*What the exercise asks*: Given the records below, set each one down again exactly as it reads.

──────── Data extract

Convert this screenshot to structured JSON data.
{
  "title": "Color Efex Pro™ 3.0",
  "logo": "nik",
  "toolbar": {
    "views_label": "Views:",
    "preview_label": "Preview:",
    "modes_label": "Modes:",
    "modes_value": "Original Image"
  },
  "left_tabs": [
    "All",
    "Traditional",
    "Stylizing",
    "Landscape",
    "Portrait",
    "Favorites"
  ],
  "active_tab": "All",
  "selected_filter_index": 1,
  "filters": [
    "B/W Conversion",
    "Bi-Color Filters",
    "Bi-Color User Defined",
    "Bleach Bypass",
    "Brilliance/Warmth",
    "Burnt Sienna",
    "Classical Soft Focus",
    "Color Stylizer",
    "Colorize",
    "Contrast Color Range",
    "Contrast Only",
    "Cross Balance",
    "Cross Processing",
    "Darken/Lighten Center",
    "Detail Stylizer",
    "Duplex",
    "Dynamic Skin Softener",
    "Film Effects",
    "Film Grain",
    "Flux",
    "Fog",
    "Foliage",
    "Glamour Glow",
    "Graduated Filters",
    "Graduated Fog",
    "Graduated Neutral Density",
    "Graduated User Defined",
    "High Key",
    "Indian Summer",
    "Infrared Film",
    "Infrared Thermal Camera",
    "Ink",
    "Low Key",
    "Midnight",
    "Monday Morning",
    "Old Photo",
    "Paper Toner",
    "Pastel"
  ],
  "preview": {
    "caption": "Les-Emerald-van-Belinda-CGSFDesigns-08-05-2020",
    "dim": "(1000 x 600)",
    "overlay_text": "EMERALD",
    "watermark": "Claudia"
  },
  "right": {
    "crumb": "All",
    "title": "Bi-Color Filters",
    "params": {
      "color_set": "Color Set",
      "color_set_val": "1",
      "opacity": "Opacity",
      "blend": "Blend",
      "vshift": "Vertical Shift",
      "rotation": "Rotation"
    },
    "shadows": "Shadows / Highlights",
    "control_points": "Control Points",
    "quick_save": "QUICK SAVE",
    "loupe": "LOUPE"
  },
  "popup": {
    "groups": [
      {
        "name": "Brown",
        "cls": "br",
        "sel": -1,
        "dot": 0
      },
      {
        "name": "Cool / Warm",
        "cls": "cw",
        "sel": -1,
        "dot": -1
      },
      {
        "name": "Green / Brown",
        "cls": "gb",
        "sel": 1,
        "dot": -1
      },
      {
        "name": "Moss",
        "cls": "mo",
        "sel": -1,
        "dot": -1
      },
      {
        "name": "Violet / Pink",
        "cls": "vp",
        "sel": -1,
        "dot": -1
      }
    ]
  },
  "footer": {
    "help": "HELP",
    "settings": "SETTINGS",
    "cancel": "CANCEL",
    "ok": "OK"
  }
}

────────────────

*Solution to this exercise*:
Convert this screenshot to structured JSON data.
{
  "title": "Color Efex Pro™ 3.0",
  "logo": "nik",
  "toolbar": {
    "views_label": "Views:",
    "preview_label": "Preview:",
    "modes_label": "Modes:",
    "modes_value": "Original Image"
  },
  "left_tabs": [
    "All",
    "Traditional",
    "Stylizing",
    "Landscape",
    "Portrait",
    "Favorites"
  ],
  "active_tab": "All",
  "selected_filter_index": 1,
  "filters": [
    "B/W Conversion",
    "Bi-Color Filters",
    "Bi-Color User Defined",
    "Bleach Bypass",
    "Brilliance/Warmth",
    "Burnt Sienna",
    "Classical Soft Focus",
    "Color Stylizer",
    "Colorize",
    "Contrast Color Range",
    "Contrast Only",
    "Cross Balance",
    "Cross Processing",
    "Darken/Lighten Center",
    "Detail Stylizer",
    "Duplex",
    "Dynamic Skin Softener",
    "Film Effects",
    "Film Grain",
    "Flux",
    "Fog",
    "Foliage",
    "Glamour Glow",
    "Graduated Filters",
    "Graduated Fog",
    "Graduated Neutral Density",
    "Graduated User Defined",
    "High Key",
    "Indian Summer",
    "Infrared Film",
    "Infrared Thermal Camera",
    "Ink",
    "Low Key",
    "Midnight",
    "Monday Morning",
    "Old Photo",
    "Paper Toner",
    "Pastel"
  ],
  "preview": {
    "caption": "Les-Emerald-van-Belinda-CGSFDesigns-08-05-2020",
    "dim": "(1000 x 600)",
    "overlay_text": "EMERALD",
    "watermark": "Claudia"
  },
  "right": {
    "crumb": "All",
    "title": "Bi-Color Filters",
    "params": {
      "color_set": "Color Set",
      "color_set_val": "1",
      "opacity": "Opacity",
      "blend": "Blend",
      "vshift": "Vertical Shift",
      "rotation": "Rotation"
    },
    "shadows": "Shadows / Highlights",
    "control_points": "Control Points",
    "quick_save": "QUICK SAVE",
    "loupe": "LOUPE"
  },
  "popup": {
    "groups": [
      {
        "name": "Brown",
        "cls": "br",
        "sel": -1,
        "dot": 0
      },
      {
        "name": "Cool / Warm",
        "cls": "cw",
        "sel": -1,
        "dot": -1
      },
      {
        "name": "Green / Brown",
        "cls": "gb",
        "sel": 1,
        "dot": -1
      },
      {
        "name": "Moss",
        "cls": "mo",
        "sel": -1,
        "dot": -1
      },
      {
        "name": "Violet / Pink",
        "cls": "vp",
        "sel": -1,
        "dot": -1
      }
    ]
  },
  "footer": {
    "help": "HELP",
    "settings": "SETTINGS",
    "cancel": "CANCEL",
    "ok": "OK"
  }
}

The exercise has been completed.